───── Data in this exercise ─────
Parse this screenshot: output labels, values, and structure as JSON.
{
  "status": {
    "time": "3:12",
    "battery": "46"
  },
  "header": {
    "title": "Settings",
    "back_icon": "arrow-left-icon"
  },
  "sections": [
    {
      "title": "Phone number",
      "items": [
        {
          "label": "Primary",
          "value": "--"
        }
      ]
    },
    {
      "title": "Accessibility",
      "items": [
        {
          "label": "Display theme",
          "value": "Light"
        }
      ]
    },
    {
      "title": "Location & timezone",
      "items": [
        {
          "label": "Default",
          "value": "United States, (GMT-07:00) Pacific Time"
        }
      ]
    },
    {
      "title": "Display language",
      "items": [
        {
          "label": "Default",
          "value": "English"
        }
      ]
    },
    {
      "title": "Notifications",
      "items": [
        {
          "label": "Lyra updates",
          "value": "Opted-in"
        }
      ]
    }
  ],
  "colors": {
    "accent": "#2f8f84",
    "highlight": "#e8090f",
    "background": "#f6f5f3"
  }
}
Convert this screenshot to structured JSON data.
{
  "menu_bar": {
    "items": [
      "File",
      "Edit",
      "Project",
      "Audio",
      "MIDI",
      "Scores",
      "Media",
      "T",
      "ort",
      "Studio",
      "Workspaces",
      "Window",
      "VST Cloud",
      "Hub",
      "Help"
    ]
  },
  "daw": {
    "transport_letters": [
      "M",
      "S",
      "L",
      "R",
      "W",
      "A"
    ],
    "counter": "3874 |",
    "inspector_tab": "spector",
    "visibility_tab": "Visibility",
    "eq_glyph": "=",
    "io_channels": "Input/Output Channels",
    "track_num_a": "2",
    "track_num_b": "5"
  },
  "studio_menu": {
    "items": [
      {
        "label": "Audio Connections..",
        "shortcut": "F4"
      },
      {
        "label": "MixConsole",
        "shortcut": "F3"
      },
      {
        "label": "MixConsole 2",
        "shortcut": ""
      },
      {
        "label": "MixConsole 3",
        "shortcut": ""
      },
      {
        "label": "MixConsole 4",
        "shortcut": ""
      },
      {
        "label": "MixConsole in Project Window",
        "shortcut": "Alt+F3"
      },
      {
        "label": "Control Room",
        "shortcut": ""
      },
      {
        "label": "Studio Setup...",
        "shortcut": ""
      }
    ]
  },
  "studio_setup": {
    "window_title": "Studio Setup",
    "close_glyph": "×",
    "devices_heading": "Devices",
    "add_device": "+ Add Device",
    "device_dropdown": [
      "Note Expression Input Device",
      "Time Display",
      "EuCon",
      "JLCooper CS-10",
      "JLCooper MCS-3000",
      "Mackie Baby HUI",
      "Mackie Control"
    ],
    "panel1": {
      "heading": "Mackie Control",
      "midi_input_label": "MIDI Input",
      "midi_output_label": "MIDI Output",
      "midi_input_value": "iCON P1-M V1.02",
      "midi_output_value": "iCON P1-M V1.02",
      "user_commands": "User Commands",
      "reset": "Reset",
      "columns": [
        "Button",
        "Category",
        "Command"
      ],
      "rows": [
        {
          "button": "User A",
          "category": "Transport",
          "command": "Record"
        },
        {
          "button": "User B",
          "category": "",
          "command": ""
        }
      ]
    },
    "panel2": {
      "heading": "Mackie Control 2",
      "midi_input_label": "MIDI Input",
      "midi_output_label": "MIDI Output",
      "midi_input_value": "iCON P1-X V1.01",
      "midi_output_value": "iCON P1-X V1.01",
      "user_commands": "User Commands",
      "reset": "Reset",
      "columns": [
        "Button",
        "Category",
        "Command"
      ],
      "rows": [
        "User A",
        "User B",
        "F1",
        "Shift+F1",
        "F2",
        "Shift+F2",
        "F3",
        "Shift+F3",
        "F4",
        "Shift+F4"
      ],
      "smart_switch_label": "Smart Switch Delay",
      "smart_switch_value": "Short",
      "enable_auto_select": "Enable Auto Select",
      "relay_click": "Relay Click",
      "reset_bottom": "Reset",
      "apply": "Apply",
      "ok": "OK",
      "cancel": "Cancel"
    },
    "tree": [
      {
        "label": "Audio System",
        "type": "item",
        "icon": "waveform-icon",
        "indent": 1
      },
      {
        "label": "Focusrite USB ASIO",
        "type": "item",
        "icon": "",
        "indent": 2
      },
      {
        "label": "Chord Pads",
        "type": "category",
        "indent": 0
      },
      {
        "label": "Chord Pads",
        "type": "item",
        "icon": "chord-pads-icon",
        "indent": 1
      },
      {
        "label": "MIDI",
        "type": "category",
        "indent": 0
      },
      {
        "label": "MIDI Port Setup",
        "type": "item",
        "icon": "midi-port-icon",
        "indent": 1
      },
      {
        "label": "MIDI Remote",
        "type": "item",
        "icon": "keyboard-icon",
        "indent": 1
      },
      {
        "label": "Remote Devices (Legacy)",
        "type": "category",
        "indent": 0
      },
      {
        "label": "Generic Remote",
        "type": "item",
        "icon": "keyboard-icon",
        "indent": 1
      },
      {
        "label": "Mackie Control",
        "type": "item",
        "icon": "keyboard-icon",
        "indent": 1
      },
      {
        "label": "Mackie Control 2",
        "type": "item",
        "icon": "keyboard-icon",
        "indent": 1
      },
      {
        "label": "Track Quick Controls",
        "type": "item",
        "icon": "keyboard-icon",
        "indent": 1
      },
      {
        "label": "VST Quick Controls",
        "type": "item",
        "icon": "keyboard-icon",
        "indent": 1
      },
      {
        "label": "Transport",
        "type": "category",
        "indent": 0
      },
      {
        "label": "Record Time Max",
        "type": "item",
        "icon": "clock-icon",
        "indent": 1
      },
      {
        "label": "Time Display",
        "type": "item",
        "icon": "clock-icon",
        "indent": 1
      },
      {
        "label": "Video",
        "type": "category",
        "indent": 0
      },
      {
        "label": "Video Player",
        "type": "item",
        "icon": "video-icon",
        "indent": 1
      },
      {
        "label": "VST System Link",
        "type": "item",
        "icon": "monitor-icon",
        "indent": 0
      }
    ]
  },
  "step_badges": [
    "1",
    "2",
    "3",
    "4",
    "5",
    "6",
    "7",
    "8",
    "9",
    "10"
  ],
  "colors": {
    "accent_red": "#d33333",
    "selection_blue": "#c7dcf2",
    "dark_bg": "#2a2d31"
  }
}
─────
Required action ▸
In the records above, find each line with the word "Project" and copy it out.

Solution ▸
      "Project",
        "label": "MixConsole in Project Window",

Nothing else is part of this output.